[Interface dataset entries]
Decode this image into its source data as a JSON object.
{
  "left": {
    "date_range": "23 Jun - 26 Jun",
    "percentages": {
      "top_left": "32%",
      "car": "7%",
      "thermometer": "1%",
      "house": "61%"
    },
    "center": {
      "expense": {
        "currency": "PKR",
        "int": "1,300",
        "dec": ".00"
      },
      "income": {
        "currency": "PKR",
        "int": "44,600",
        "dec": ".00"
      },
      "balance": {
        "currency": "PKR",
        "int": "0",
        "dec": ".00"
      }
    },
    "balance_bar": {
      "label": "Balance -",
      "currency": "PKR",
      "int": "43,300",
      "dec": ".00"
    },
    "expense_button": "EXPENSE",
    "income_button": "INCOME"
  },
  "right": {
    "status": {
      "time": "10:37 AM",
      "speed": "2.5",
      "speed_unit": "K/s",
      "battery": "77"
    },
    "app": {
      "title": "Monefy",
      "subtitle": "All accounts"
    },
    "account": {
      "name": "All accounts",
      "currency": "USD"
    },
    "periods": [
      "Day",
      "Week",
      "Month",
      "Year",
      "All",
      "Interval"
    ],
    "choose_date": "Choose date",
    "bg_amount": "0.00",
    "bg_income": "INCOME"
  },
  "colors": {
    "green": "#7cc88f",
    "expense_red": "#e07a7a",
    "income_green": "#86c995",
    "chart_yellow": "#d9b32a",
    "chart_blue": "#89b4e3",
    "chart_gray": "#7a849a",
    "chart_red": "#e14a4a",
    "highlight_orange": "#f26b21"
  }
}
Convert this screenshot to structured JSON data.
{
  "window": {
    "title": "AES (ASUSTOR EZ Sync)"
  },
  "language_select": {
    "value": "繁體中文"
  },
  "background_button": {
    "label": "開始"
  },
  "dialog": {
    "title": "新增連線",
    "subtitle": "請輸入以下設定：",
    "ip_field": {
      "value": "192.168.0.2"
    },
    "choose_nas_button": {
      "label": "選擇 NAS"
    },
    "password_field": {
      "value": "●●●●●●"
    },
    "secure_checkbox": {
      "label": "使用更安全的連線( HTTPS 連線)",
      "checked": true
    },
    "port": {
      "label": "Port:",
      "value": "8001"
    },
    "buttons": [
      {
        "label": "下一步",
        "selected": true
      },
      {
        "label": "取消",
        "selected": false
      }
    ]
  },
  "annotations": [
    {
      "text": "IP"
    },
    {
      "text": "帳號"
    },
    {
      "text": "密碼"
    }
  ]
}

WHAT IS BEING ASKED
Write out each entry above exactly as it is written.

SOLVED PROBLEM
Decode this image into its source data as a JSON object.
{
  "left": {
    "date_range": "23 Jun - 26 Jun",
    "percentages": {
      "top_left": "32%",
      "car": "7%",
      "thermometer": "1%",
      "house": "61%"
    },
    "center": {
      "expense": {
        "currency": "PKR",
        "int": "1,300",
        "dec": ".00"
      },
      "income": {
        "currency": "PKR",
        "int": "44,600",
        "dec": ".00"
      },
      "balance": {
        "currency": "PKR",
        "int": "0",
        "dec": ".00"
      }
    },
    "balance_bar": {
      "label": "Balance -",
      "currency": "PKR",
      "int": "43,300",
      "dec": ".00"
    },
    "expense_button": "EXPENSE",
    "income_button": "INCOME"
  },
  "right": {
    "status": {
      "time": "10:37 AM",
      "speed": "2.5",
      "speed_unit": "K/s",
      "battery": "77"
    },
    "app": {
      "title": "Monefy",
      "subtitle": "All accounts"
    },
    "account": {
      "name": "All accounts",
      "currency": "USD"
    },
    "periods": [
      "Day",
      "Week",
      "Month",
      "Year",
      "All",
      "Interval"
    ],
    "choose_date": "Choose date",
    "bg_amount": "0.00",
    "bg_income": "INCOME"
  },
  "colors": {
    "green": "#7cc88f",
    "expense_red": "#e07a7a",
    "income_green": "#86c995",
    "chart_yellow": "#d9b32a",
    "chart_blue": "#89b4e3",
    "chart_gray": "#7a849a",
    "chart_red": "#e14a4a",
    "highlight_orange": "#f26b21"
  }
}
Convert this screenshot to structured JSON data.
{
  "window": {
    "title": "AES (ASUSTOR EZ Sync)"
  },
  "language_select": {
    "value": "繁體中文"
  },
  "background_button": {
    "label": "開始"
  },
  "dialog": {
    "title": "新增連線",
    "subtitle": "請輸入以下設定：",
    "ip_field": {
      "value": "192.168.0.2"
    },
    "choose_nas_button": {
      "label": "選擇 NAS"
    },
    "password_field": {
      "value": "●●●●●●"
    },
    "secure_checkbox": {
      "label": "使用更安全的連線( HTTPS 連線)",
      "checked": true
    },
    "port": {
      "label": "Port:",
      "value": "8001"
    },
    "buttons": [
      {
        "label": "下一步",
        "selected": true
      },
      {
        "label": "取消",
        "selected": false
      }
    ]
  },
  "annotations": [
    {
      "text": "IP"
    },
    {
      "text": "帳號"
    },
    {
      "text": "密碼"
    }
  ]
}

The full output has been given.